__Dataset__.
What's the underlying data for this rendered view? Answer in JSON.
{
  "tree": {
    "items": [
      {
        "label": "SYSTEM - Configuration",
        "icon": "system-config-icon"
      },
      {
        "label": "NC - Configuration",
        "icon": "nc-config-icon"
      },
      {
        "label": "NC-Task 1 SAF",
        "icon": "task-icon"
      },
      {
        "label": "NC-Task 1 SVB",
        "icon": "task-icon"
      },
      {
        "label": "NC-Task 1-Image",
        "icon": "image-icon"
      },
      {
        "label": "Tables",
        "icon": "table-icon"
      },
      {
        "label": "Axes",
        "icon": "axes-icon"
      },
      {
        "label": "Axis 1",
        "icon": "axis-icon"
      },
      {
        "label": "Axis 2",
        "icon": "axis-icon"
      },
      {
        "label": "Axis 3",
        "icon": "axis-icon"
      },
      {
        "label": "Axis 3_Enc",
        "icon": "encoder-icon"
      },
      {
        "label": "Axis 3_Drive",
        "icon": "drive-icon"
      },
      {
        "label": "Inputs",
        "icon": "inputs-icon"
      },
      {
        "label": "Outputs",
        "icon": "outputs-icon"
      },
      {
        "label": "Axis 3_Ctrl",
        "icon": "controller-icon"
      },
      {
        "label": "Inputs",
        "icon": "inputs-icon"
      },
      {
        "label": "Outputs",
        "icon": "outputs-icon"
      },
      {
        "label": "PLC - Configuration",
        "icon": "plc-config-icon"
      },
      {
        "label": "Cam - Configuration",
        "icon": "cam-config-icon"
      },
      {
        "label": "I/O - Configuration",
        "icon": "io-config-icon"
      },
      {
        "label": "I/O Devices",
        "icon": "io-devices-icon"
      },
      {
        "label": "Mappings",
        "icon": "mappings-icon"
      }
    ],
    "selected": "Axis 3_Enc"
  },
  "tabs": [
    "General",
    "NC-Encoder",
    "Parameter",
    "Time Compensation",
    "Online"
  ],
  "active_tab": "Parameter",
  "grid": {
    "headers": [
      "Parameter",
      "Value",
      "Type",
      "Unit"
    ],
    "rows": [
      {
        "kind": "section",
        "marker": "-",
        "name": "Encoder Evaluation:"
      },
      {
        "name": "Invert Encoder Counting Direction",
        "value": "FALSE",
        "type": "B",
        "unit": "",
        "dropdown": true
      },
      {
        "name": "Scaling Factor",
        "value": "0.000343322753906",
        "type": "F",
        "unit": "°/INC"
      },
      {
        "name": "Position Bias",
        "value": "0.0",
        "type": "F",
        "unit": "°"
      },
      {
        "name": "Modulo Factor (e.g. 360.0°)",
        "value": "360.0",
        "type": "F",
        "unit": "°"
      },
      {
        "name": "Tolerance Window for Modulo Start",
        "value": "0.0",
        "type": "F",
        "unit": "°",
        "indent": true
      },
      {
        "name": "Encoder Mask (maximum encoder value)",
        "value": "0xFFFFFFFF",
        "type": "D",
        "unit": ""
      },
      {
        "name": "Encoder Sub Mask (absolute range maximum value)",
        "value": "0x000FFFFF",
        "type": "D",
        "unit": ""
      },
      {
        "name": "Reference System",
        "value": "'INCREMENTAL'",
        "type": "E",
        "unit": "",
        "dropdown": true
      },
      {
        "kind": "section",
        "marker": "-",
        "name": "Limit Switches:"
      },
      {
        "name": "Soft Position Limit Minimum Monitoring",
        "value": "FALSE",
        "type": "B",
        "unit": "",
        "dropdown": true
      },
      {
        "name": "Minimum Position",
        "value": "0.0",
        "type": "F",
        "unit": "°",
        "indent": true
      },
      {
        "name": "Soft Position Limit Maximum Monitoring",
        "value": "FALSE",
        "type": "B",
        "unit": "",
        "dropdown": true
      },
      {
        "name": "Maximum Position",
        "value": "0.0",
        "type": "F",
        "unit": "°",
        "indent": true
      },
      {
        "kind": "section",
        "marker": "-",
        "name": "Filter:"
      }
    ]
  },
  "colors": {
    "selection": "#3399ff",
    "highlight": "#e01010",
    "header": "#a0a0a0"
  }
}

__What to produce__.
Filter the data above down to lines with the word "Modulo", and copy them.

__Result of the task__.
        "name": "Modulo Factor (e.g. 360.0°)",
        "name": "Tolerance Window for Modulo Start",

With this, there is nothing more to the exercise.